Final FE loans impact assessments come under fire

The shadow FE minister, an independent charity and two trade unions have criticised the FE loans policy following the publication of the final Equality Impact Assessment (EIA) and Regulatory Impact Assessment (RIA) reports.

Gordon Marsden, shadow minister for further education, skills and regional growth, told FE Week: “The EIA adds relatively little to the research that was published previously.

“In fact most of it appears to be derived
from it, and on that basis all the substantial concerns and misgivings that we have about the implications of the research also apply to the assessment.

“It remains the case that neither the research nor the assessment justifies the claims that this is going to be widely accepted by a broad range of learners.”

The scheme – now called “24+ advanced learning loans” – will be introduced next year and will affect all learners aged 24 and above and studying at level 3 or higher.

NIACE’s outstanding concerns about the introduction of loans include not only equality issues around age, disability and gender, but the impact they will have on the learning offer”

Mr Marsden said the Department for Business, Innovation and Skills (BIS) was trying to spin the findings to show that the policy “will not be such a big deal” next year.

“Well, I’m sorry, but all the evidence suggests that it will be a big deal,” he said.

Learners aged 40 and above would be least likely to take out a loan, according to the final EIA report.

“Most people felt that they would not be put off taking out a 24+ advanced learning loan once they understood the full details,” it said.

“However those aged 40 and over seeking a route back into the labour market were still negative.”

The report also showed that women were marginally less likely to take out a loan, although it later said the difference was “not large enough to be statistically significant”.

The National Institute of Adult Continuing Education (NIACE) said that it was “concerned” about the impact of the policy both on female and older learners.

Alastair Thomson, principal advocacy officer at NIACE, said: “NIACE’s outstanding concerns about the introduction of loans include not only equality issues around age, disability and gender, but the impact they will have on the learning offer – especially access to HE – the quality of the learning experience and what subjects might be available.”

The National Union of Students (NUS) has also criticised the reports.

Toni Pearce, the union’s vice president (further education), said: “This poorly researched, poorly analysed and much delayed report is yet further proof that the government has not properly prepared themselves or the sector for the introduction of FE fees.

“The report clearly shows that the worst hit by the changes will be women – who make up two-thirds of the affected group – and the over-40s. Yet the report says all is fine with the former and that they’ll merely keep an eye on the latter.”

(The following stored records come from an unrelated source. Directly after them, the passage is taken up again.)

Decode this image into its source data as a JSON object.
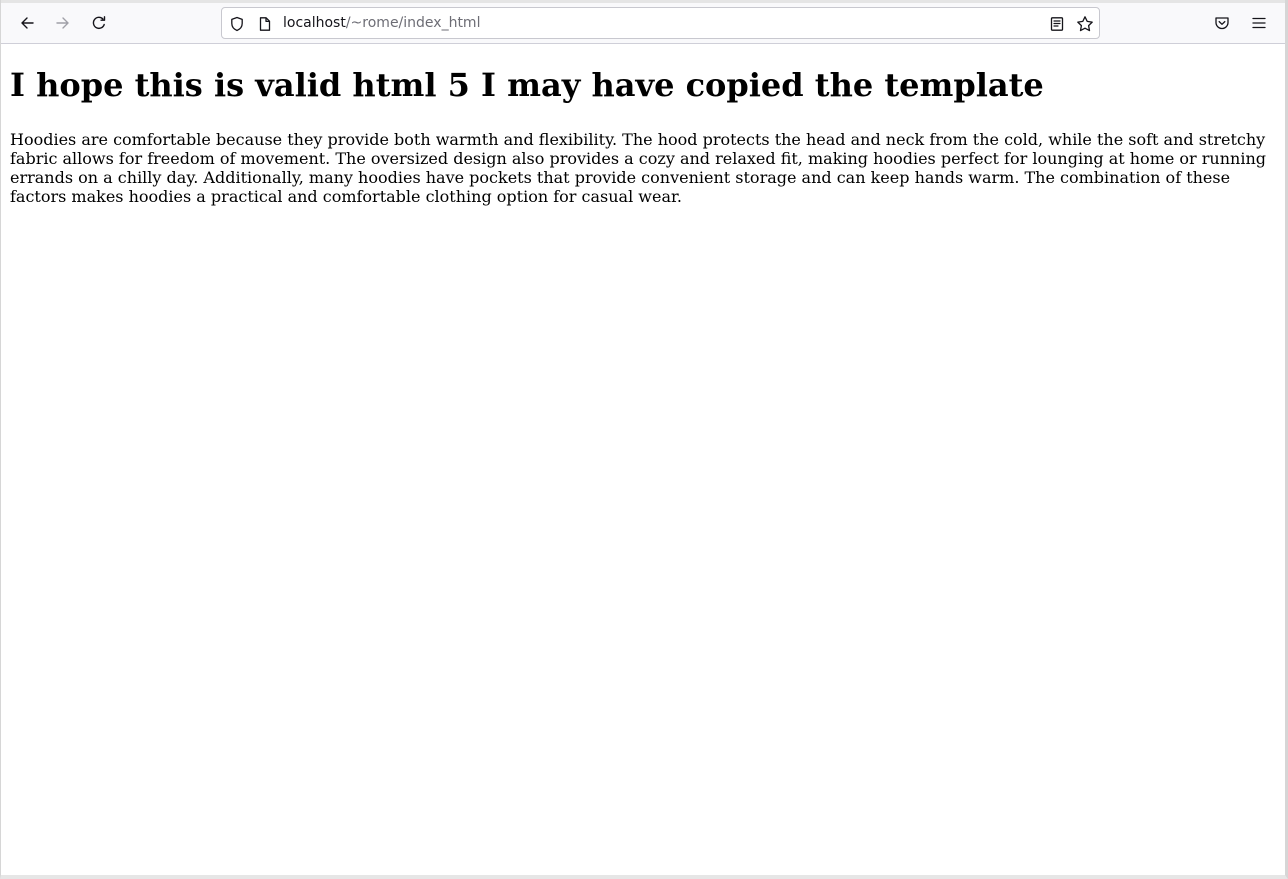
{
  "browser": {
    "url_host": "localhost",
    "url_path": "/~rome/index_html",
    "icons": {
      "back": "arrow-left-icon",
      "forward": "arrow-right-icon",
      "reload": "reload-icon",
      "tracking": "shield-icon",
      "page_info": "page-icon",
      "reader": "reader-view-icon",
      "bookmark": "star-icon",
      "pocket": "pocket-icon",
      "menu": "hamburger-menu-icon"
    }
  },
  "page": {
    "heading": "I hope this is valid html 5 I may have copied the template",
    "paragraph": "Hoodies are comfortable because they provide both warmth and flexibility. The hood protects the head and neck from the cold, while the soft and stretchy fabric allows for freedom of movement. The oversized design also provides a cozy and relaxed fit, making hoodies perfect for lounging at home or running errands on a chilly day. Additionally, many hoodies have pockets that provide convenient storage and can keep hands warm. The combination of these factors makes hoodies a practical and comfortable clothing option for casual wear."
  }
}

She described the reports as inadequate and a “box-ticking exercise”.

The RIA, which modelled the impact of the scheme against four other policy decisions, showed that the number of adult learners studying at level 3 and 4 could drop from 359,000 to about 247,000 once the loans were introduced.

It follows market research, carried out by TNS-BMRB, which revealed that one in ten learners would “definitely” take out a loan.

Sally Hunt, general secretary of the University and College Union, said: “The new loans system will be profoundly unfair and make it harder for people to get the qualifications they need to progress in life.

“The government’s own research shows that the number of learners ‘definitely’ willing to take courses is low – and it has only canvassed the views of people currently in the system.

“Their own budgets have been planned with 20 per cent fewer learners expected under the new system.”

A BIS spokesperson said government funding was being focused on young people without basic skills or taking their first qualifications.

“Access to a loan will ensure no upfront costs for tuition for those aged 24 and over taking qualifications worth an A-Level or higher.”